## Your goal
Every line below that holds the string "index" must be copied.

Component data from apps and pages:

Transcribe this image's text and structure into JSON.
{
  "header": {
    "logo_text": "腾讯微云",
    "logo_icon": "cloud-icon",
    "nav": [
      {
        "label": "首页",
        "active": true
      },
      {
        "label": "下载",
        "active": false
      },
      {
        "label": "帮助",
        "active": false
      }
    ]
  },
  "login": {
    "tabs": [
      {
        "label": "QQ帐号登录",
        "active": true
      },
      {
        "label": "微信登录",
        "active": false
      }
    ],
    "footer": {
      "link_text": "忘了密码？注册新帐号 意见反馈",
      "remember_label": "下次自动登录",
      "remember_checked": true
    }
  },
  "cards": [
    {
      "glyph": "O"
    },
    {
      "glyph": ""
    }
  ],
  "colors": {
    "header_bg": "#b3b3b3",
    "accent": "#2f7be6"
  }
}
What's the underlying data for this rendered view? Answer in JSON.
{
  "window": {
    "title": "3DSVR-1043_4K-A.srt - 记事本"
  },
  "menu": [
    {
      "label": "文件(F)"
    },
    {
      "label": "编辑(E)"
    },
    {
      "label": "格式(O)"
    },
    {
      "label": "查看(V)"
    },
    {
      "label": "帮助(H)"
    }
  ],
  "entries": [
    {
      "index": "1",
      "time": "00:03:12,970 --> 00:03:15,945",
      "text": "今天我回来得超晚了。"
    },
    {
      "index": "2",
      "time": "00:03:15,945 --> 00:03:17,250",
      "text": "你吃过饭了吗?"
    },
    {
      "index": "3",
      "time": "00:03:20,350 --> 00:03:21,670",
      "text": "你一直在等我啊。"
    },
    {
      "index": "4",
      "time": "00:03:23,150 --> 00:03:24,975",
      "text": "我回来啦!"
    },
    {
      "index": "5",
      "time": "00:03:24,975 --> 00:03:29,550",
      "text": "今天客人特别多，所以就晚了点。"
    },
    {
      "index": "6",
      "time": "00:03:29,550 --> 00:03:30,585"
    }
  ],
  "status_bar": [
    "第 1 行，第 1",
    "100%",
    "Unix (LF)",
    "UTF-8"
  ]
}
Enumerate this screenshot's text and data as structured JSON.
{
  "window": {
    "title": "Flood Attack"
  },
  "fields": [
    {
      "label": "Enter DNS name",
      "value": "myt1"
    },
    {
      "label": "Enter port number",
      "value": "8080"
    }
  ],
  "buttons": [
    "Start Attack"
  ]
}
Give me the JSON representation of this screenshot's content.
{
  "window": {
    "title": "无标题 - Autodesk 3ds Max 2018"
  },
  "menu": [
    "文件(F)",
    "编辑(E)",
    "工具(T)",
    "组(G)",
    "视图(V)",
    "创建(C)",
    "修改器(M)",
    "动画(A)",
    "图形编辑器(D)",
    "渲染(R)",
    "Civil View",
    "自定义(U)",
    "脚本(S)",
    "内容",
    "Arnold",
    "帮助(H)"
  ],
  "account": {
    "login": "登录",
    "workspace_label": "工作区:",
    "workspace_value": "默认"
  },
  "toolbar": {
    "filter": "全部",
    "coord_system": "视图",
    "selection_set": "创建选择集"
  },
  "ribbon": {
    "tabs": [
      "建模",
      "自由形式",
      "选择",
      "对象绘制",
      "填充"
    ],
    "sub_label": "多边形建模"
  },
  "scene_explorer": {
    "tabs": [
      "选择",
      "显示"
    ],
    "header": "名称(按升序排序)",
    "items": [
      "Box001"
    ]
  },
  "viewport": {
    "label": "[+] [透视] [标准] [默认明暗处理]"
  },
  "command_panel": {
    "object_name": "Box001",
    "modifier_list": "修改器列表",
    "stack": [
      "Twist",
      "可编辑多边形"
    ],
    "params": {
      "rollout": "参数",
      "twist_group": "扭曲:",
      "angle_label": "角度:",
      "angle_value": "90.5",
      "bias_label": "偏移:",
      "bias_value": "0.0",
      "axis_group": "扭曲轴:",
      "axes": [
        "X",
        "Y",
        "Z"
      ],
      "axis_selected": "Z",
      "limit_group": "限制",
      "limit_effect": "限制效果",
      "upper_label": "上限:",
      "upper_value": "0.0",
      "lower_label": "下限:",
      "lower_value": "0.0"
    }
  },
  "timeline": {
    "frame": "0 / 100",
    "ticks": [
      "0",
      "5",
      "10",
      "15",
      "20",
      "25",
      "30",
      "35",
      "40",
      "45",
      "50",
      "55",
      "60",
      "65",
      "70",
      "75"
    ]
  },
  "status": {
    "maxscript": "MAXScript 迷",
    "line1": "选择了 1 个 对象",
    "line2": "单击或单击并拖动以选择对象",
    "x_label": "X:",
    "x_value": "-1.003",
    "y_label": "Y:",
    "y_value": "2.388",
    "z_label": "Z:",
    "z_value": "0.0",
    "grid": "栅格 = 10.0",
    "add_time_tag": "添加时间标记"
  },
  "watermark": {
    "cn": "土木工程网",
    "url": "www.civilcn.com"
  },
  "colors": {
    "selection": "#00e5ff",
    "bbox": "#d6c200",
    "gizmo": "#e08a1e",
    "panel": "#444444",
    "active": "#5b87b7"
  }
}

## Output for this exercise
      "index": "1",
      "index": "2",
      "index": "3",
      "index": "4",
      "index": "5",
      "index": "6",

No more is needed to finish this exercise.